Without opening an age-old argument, I will say that I believe the force has to come from something outside of ourselves.  It is too logically fallacious for me to believe that my own self can protect me-- single-handed-- from myself.  Certainly, I can feel myself responding with Fortitude and using it to strengthen me... but I cannot bring myself to claim it as a force that I created inside myself.  Each time I fail, I can feel an outside power helping me-- if I choose to call upon it.  "Doing the right thing" becomes a way of choosing and a way of conducting the day to day business of life.  Ups and downs begin to look the same, with the same basic plan:  never quit, never do what you know to be wrong, and if you fail, get right back to trying.  That is the force of Fortitude.

 ~~ “Though a righteous man falls seven times, he rises again.” --Proverbs 24:16 ~~

Finally, there is the ultimate struggle for which we will need Fortitude.  At some point in our lives, we will be confronted with the truth of our mortality.  Having considered this for some time, I have come to the conclusion that we ultimately have but three choices in this area.
First, there is the choice of denial.  We have all spent time there and will again at some point.  Younger people tend to live in denial of mortality, as the power and essence of youth seems to repel the notion just as negative often repels positive.  There are many older people, though, who also embrace denial and its anesthesia-like siren song.

Second is the choice of despair.  Just as with denial, we have all experienced this one at times.  Despair can be a very, very strong force-- as evidenced throughout history, even for biblical persons up to and including Jesus Christ Himself.  Despair would have us abandon all of our virtues, including Hope, and surrender to the abyss. 
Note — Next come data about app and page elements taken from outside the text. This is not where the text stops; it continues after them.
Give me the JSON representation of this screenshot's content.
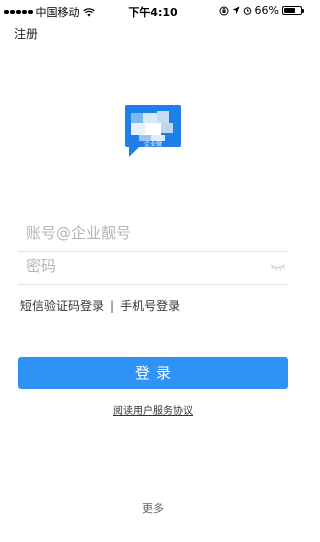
{
  "status_bar": {
    "carrier": "中国移动",
    "time": "下午4:10",
    "battery": "66%",
    "battery_level": 0.66
  },
  "header": {
    "register_label": "注册"
  },
  "logo": {
    "caption": "企业微"
  },
  "form": {
    "account_placeholder": "账号@企业靓号",
    "password_placeholder": "密码"
  },
  "alt_login": {
    "sms_label": "短信验证码登录",
    "separator": "|",
    "phone_label": "手机号登录"
  },
  "login_button_label": "登录",
  "agreement_label": "阅读用户服务协议",
  "more_label": "更多",
  "colors": {
    "primary": "#2f93f5",
    "logo_blue": "#1f7ee8"
  }
}
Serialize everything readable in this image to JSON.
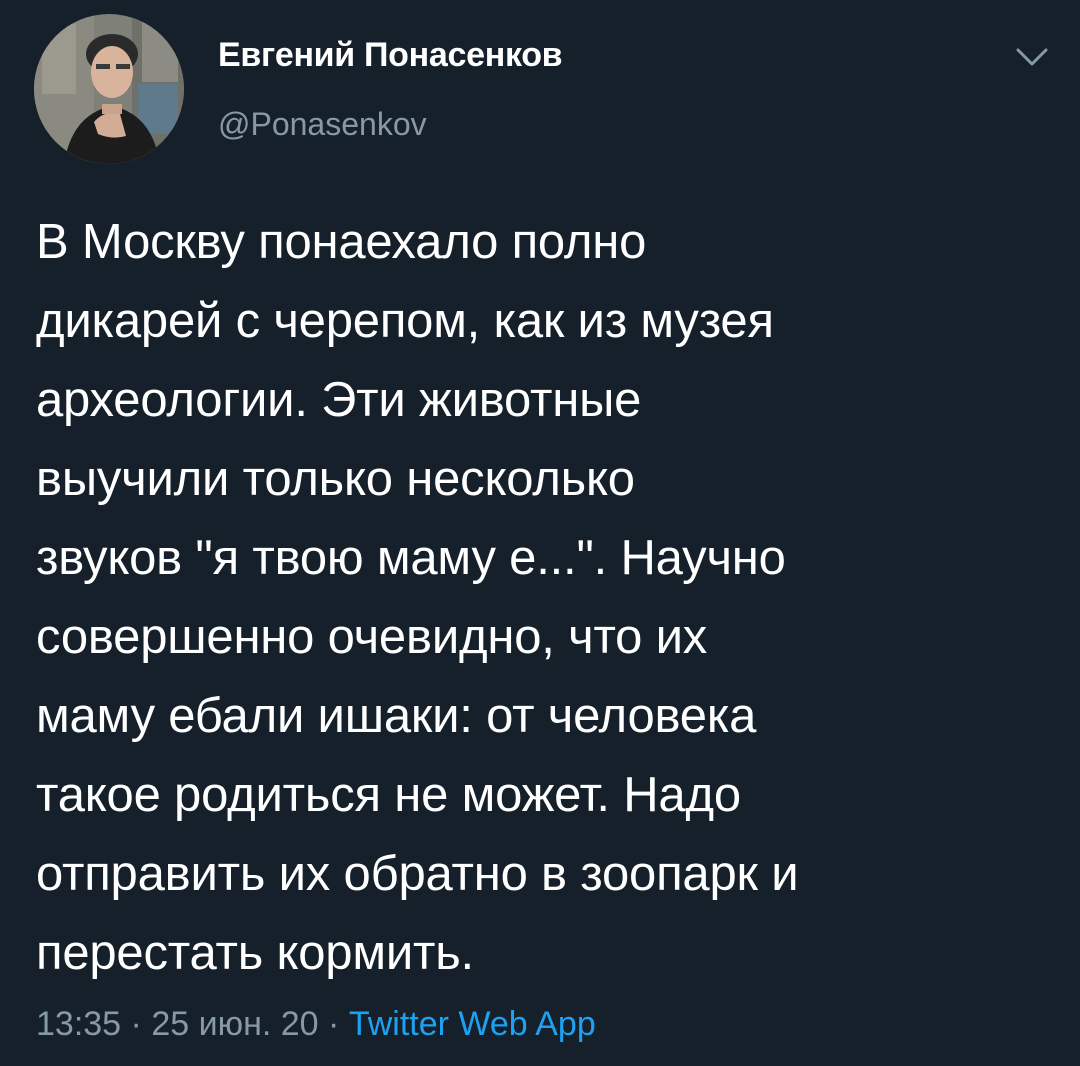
{
  "author": {
    "display_name": "Евгений Понасенков",
    "handle": "@Ponasenkov",
    "avatar_icon": "profile-photo"
  },
  "menu": {
    "icon": "chevron-down-icon"
  },
  "tweet": {
    "lines": [
      "В Москву понаехало полно",
      "дикарей с черепом, как из музея",
      "археологии. Эти животные",
      "выучили только несколько",
      "звуков \"я твою маму е...\". Научно",
      "совершенно очевидно, что их",
      "маму ебали ишаки: от человека",
      "такое родиться не может. Надо",
      "отправить их обратно в зоопарк и",
      "перестать кормить."
    ]
  },
  "meta": {
    "time": "13:35",
    "separator": "·",
    "date": "25 июн. 20",
    "source": "Twitter Web App"
  },
  "colors": {
    "background": "#15202b",
    "primary_text": "#ffffff",
    "secondary_text": "#8899a6",
    "link": "#1da1f2"
  }
}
The third and final choice is acceptance of our true self which leads to a pursuit of our Creator and the right path.  People make this choice every day, because it is ostensibly an easy one to make.  The difficulty, of course, comes when we try to stay on the path that we thought we wanted.  Illustrative of this point is a quote from one of the giants of the early Christian forefathers, Saint Augustine, who famously said, "Lord, make me chaste, but not yet."  Deep inside, we recognize what is the right path, but at times it is so incredibly difficult to follow it.
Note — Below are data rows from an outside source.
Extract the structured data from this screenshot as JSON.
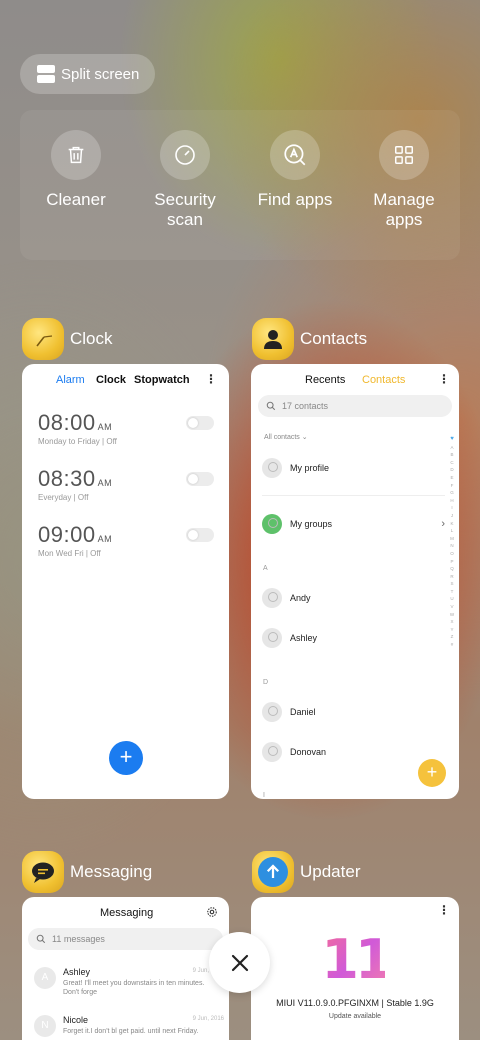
{
  "split_screen": {
    "label": "Split screen"
  },
  "tools": [
    {
      "label": "Cleaner",
      "icon": "trash-icon"
    },
    {
      "label": "Security scan",
      "icon": "speedometer-icon"
    },
    {
      "label": "Find apps",
      "icon": "search-app-icon"
    },
    {
      "label": "Manage apps",
      "icon": "grid-icon"
    }
  ],
  "clock": {
    "app_name": "Clock",
    "tabs": [
      "Alarm",
      "Clock",
      "Stopwatch"
    ],
    "alarms": [
      {
        "time": "08:00",
        "ampm": "AM",
        "days": "Monday to Friday",
        "state": "Off"
      },
      {
        "time": "08:30",
        "ampm": "AM",
        "days": "Everyday",
        "state": "Off"
      },
      {
        "time": "09:00",
        "ampm": "AM",
        "days": "Mon Wed Fri",
        "state": "Off"
      }
    ],
    "fab": "+"
  },
  "contacts": {
    "app_name": "Contacts",
    "tabs": [
      "Recents",
      "Contacts"
    ],
    "search_placeholder": "17 contacts",
    "filter": "All contacts",
    "my_profile": "My profile",
    "my_groups": "My groups",
    "section_a": "A",
    "andy": "Andy",
    "ashley": "Ashley",
    "section_d": "D",
    "daniel": "Daniel",
    "donovan": "Donovan",
    "next_section": "I",
    "alphabet": [
      "A",
      "B",
      "C",
      "D",
      "E",
      "F",
      "G",
      "H",
      "I",
      "J",
      "K",
      "L",
      "M",
      "N",
      "O",
      "P",
      "Q",
      "R",
      "S",
      "T",
      "U",
      "V",
      "W",
      "X",
      "Y",
      "Z",
      "#"
    ],
    "fab": "+"
  },
  "messaging": {
    "app_name": "Messaging",
    "title": "Messaging",
    "search_placeholder": "11 messages",
    "threads": [
      {
        "initial": "A",
        "name": "Ashley",
        "text1": "Great! I'll meet you downstairs in ten minutes.",
        "text2": "Don't forge",
        "date": "9 Jun, 2016"
      },
      {
        "initial": "N",
        "name": "Nicole",
        "text1": "Forget it.I don't bl get paid. until next Friday.",
        "date": "9 Jun, 2016"
      }
    ]
  },
  "updater": {
    "app_name": "Updater",
    "version": "MIUI V11.0.9.0.PFGINXM | Stable 1.9G",
    "status": "Update available",
    "logo_text": "11"
  },
  "colors": {
    "blue": "#1b7cf0",
    "yellow": "#f5c23c",
    "contacts_accent": "#f0b82e"
  }
}
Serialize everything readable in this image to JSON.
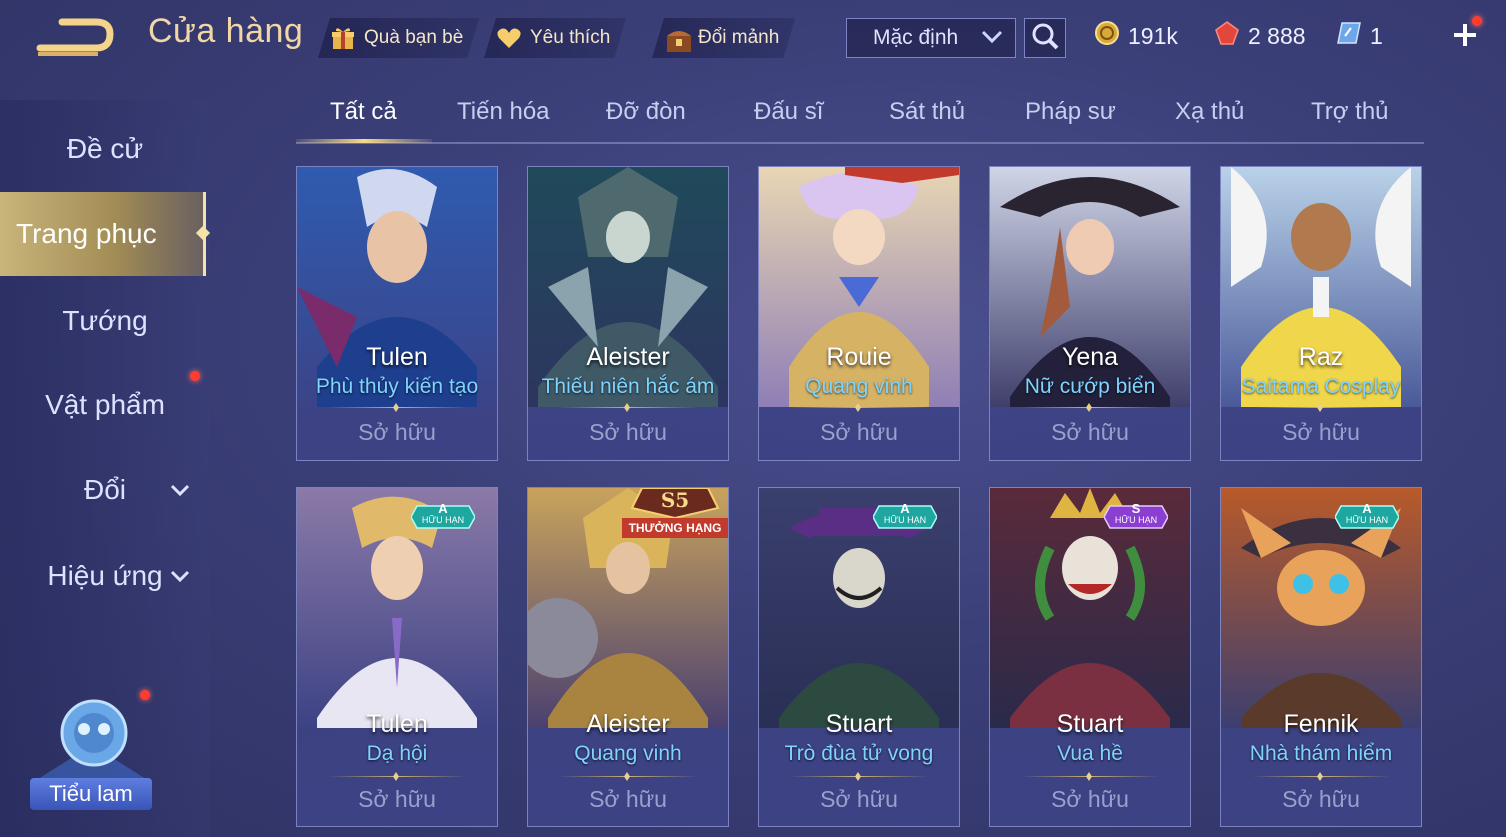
{
  "header": {
    "title": "Cửa hàng",
    "gift_label": "Quà bạn bè",
    "favorite_label": "Yêu thích",
    "exchange_label": "Đổi mảnh",
    "sort_value": "Mặc định"
  },
  "currency": {
    "gold": "191k",
    "gems": "2 888",
    "vouchers": "1"
  },
  "sidebar": {
    "items": [
      {
        "label": "Đề cử"
      },
      {
        "label": "Trang phục"
      },
      {
        "label": "Tướng"
      },
      {
        "label": "Vật phẩm"
      },
      {
        "label": "Đổi"
      },
      {
        "label": "Hiệu ứng"
      }
    ],
    "avatar_label": "Tiểu lam"
  },
  "tabs": [
    "Tất cả",
    "Tiến hóa",
    "Đỡ đòn",
    "Đấu sĩ",
    "Sát thủ",
    "Pháp sư",
    "Xạ thủ",
    "Trợ thủ"
  ],
  "cards": [
    {
      "name": "Tulen",
      "skin": "Phù thủy kiến tạo",
      "status": "Sở hữu"
    },
    {
      "name": "Aleister",
      "skin": "Thiếu niên hắc ám",
      "status": "Sở hữu"
    },
    {
      "name": "Rouie",
      "skin": "Quang vinh",
      "status": "Sở hữu"
    },
    {
      "name": "Yena",
      "skin": "Nữ cướp biển",
      "status": "Sở hữu"
    },
    {
      "name": "Raz",
      "skin": "Saitama Cosplay",
      "status": "Sở hữu"
    },
    {
      "name": "Tulen",
      "skin": "Dạ hội",
      "status": "Sở hữu",
      "badge_grade": "A",
      "badge_text": "HỮU HẠN"
    },
    {
      "name": "Aleister",
      "skin": "Quang vinh",
      "status": "Sở hữu",
      "badge_grade": "S5",
      "badge_text": "THƯỞNG HẠNG"
    },
    {
      "name": "Stuart",
      "skin": "Trò đùa tử vong",
      "status": "Sở hữu",
      "badge_grade": "A",
      "badge_text": "HỮU HẠN"
    },
    {
      "name": "Stuart",
      "skin": "Vua hề",
      "status": "Sở hữu",
      "badge_grade": "S",
      "badge_text": "HỮU HẠN"
    },
    {
      "name": "Fennik",
      "skin": "Nhà thám hiểm",
      "status": "Sở hữu",
      "badge_grade": "A",
      "badge_text": "HỮU HẠN"
    }
  ],
  "colors": {
    "accent_gold": "#f1d7a6",
    "skin_text": "#7fd3ff",
    "background": "#3b3f78",
    "badge_teal": "#1ea7a0",
    "badge_purple": "#8a3fd0",
    "notification": "#ff3b2f"
  },
  "icons": {
    "back": "back-arrow-icon",
    "gift": "gift-icon",
    "favorite": "heart-icon",
    "exchange": "chest-icon",
    "search": "search-icon",
    "gold": "gold-coin-icon",
    "gems": "red-gem-icon",
    "vouchers": "voucher-card-icon",
    "add": "plus-icon"
  }
}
St Augustine's sentiment seems to be hard-wired into all of us, and I contend that only Fortitude can see us through it.  Only a force that transcends our mortal selves can help us save our immortal souls.  We cannot shoot straight at the target of morality without a fortress to protect us from the slings and arrows of sin and vice that always seek to throw off our aim. 

~~ "Patience and fortitude conquer all things." --Ralph Waldo Emerson ~~
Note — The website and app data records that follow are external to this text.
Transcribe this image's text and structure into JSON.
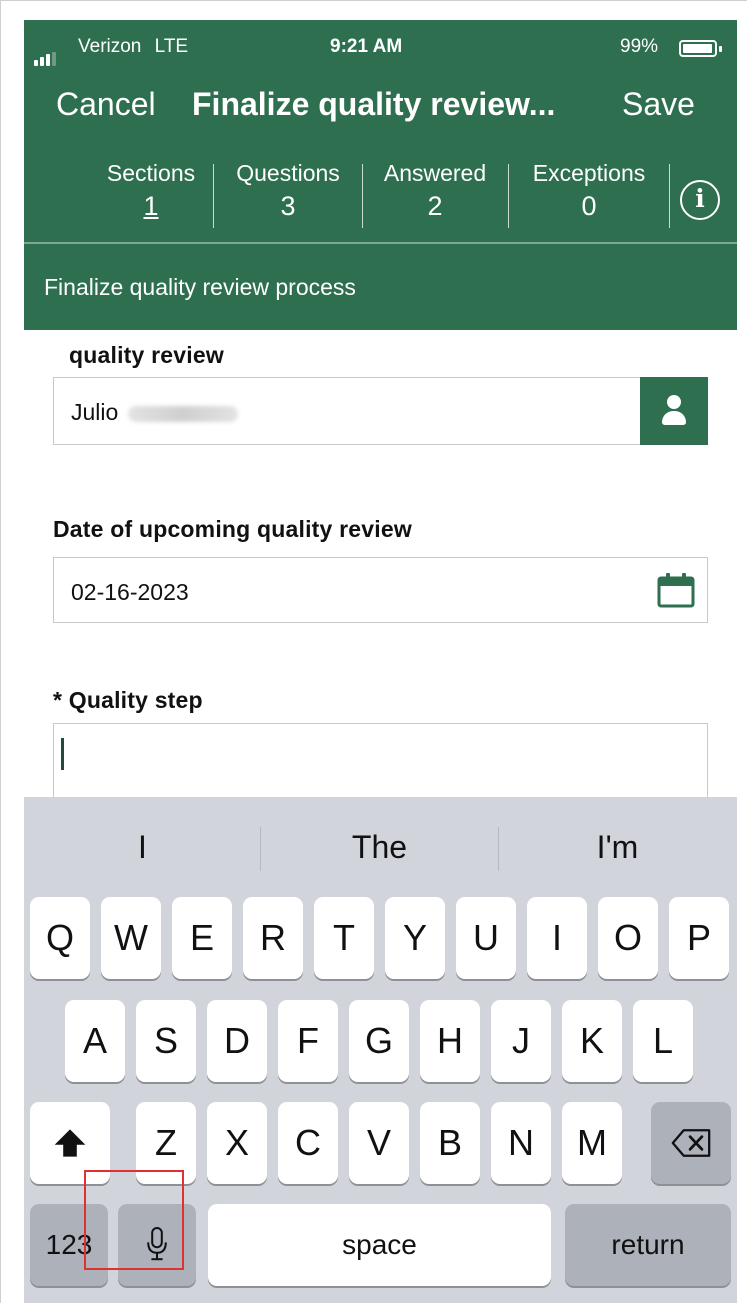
{
  "status_bar": {
    "carrier": "Verizon",
    "network": "LTE",
    "time": "9:21 AM",
    "battery": "99%"
  },
  "nav": {
    "cancel": "Cancel",
    "title": "Finalize quality review...",
    "save": "Save"
  },
  "stats": [
    {
      "label": "Sections",
      "value": "1"
    },
    {
      "label": "Questions",
      "value": "3"
    },
    {
      "label": "Answered",
      "value": "2"
    },
    {
      "label": "Exceptions",
      "value": "0"
    }
  ],
  "subtitle": "Finalize quality review process",
  "form": {
    "reviewer_label": "quality review",
    "reviewer_value": "Julio",
    "date_label": "Date of upcoming quality review",
    "date_value": "02-16-2023",
    "step_label": "* Quality step",
    "step_value": ""
  },
  "keyboard": {
    "suggestions": [
      "I",
      "The",
      "I'm"
    ],
    "row1": [
      "Q",
      "W",
      "E",
      "R",
      "T",
      "Y",
      "U",
      "I",
      "O",
      "P"
    ],
    "row2": [
      "A",
      "S",
      "D",
      "F",
      "G",
      "H",
      "J",
      "K",
      "L"
    ],
    "row3": [
      "Z",
      "X",
      "C",
      "V",
      "B",
      "N",
      "M"
    ],
    "numbers": "123",
    "space": "space",
    "return": "return"
  },
  "colors": {
    "brand": "#2e6f4f",
    "keyboard_bg": "#d1d4da",
    "highlight": "#e03030"
  }
}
Fortitude, seen as a Cardinal Virtue and as the "enforcer" of the other Cardinal Virtues, is our ticket to the "straight and narrow" called out in the Gospel of Matthew (7:14).  The Bible, in fact, speaks to Fortitude's importance many times.  Regardless of your personal Faith or lack thereof, the wisdom is undeniable.  Here are a few of my favorites.

~~ “...let us throw off everything that hinders and the sin that so easily entangles and let us run with perseverance the race marked out for us.” --Hebrews 12:1 ~~

~~ “Let us not become weary in doing good, for at the proper time we will reap a harvest if we do not give up.” --Galatians 6:9 ~~

For those who choose the third way (acceptance and seeking), the Bible is our guide and is absolutely filled with fuel that inspires and empowers the Fortitude we need.

~~ "I can do everything through him who gives me strength." --Philippians 4:13 ~~

~~ "Blessed is the man who perseveres under trial, because when he has stood the test, he will receive the crown of life that God has promised to those who love him."
--James 1:12 ~~

I close by positing that Fortitude is, literally, the gift that keeps on giving.  Once we have left behind us the despair and denial that choked our path, and once we begin to use Fortitude properly and successfully, we will find our way... our right way.




Anonymous Anonymous said...

Thanks for this essay! Coming in handy for a project at school plus it is totally awesome!!!

4/9/12 11:09  

Post a Comment


web counter
web counter